(Records contained in a dataset)
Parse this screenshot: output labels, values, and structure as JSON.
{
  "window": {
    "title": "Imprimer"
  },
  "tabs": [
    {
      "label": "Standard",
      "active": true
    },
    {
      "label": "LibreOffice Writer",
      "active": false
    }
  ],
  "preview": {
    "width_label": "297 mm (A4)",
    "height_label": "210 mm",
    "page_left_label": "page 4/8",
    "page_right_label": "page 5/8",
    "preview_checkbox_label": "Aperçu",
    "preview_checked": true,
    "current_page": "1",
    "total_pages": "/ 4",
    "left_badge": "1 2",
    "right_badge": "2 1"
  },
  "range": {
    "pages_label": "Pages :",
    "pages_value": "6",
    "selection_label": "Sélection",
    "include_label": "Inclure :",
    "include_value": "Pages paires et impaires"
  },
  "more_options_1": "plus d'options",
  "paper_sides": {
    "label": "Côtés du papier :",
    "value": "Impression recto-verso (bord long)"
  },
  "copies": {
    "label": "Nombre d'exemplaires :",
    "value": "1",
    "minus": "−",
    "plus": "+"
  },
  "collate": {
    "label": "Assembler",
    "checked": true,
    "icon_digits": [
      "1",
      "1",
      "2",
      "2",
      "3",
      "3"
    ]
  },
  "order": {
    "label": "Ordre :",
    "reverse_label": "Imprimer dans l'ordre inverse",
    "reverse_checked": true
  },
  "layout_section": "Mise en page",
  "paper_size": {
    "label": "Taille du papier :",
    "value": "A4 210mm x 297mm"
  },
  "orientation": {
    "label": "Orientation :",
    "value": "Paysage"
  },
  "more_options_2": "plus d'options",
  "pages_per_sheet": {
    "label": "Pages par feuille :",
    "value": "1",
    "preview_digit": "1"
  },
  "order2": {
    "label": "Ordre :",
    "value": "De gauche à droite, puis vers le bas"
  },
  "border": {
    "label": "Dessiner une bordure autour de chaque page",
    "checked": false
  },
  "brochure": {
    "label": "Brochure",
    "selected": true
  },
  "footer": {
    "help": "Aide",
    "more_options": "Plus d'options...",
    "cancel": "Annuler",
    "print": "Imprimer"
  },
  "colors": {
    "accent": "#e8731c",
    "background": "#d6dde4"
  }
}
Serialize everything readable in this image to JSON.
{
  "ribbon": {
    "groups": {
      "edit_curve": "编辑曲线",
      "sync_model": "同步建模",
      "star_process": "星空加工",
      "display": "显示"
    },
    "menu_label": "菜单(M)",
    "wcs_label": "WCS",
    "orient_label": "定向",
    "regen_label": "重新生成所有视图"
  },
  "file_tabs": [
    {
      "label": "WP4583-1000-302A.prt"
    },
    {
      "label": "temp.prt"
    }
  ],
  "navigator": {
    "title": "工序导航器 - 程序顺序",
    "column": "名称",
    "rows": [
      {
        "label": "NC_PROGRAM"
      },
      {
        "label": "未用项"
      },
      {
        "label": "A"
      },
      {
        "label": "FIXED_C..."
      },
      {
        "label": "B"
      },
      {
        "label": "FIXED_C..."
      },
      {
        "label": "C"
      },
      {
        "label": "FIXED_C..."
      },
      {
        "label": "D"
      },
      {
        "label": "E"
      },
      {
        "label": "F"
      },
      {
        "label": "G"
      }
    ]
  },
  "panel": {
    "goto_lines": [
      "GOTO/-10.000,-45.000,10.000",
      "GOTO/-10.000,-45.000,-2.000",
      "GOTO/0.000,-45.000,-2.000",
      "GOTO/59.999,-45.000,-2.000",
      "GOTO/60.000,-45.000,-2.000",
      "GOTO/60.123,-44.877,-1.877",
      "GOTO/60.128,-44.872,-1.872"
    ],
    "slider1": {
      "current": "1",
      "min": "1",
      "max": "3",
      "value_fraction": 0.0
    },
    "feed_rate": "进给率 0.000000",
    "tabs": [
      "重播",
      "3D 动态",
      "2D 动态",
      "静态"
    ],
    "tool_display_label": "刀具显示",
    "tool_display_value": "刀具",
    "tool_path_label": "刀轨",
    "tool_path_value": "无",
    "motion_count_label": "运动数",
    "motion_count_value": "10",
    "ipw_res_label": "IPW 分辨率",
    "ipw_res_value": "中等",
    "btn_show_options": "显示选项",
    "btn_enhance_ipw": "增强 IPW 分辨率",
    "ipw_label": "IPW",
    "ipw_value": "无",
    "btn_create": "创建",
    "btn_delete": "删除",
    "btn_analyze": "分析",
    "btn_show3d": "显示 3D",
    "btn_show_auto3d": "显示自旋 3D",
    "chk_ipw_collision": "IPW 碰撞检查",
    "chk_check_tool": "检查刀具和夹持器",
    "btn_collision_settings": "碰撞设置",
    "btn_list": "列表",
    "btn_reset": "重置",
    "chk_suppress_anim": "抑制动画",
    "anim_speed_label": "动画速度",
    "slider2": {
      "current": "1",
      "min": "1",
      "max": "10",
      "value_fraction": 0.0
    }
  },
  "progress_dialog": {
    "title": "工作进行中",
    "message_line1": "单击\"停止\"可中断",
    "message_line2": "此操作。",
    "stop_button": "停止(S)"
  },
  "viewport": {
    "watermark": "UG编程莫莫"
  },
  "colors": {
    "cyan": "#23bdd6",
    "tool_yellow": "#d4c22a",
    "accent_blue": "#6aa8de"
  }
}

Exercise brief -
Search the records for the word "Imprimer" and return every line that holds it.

Exercise solution -
    "title": "Imprimer"
    "reverse_label": "Imprimer dans l'ordre inverse",
    "print": "Imprimer"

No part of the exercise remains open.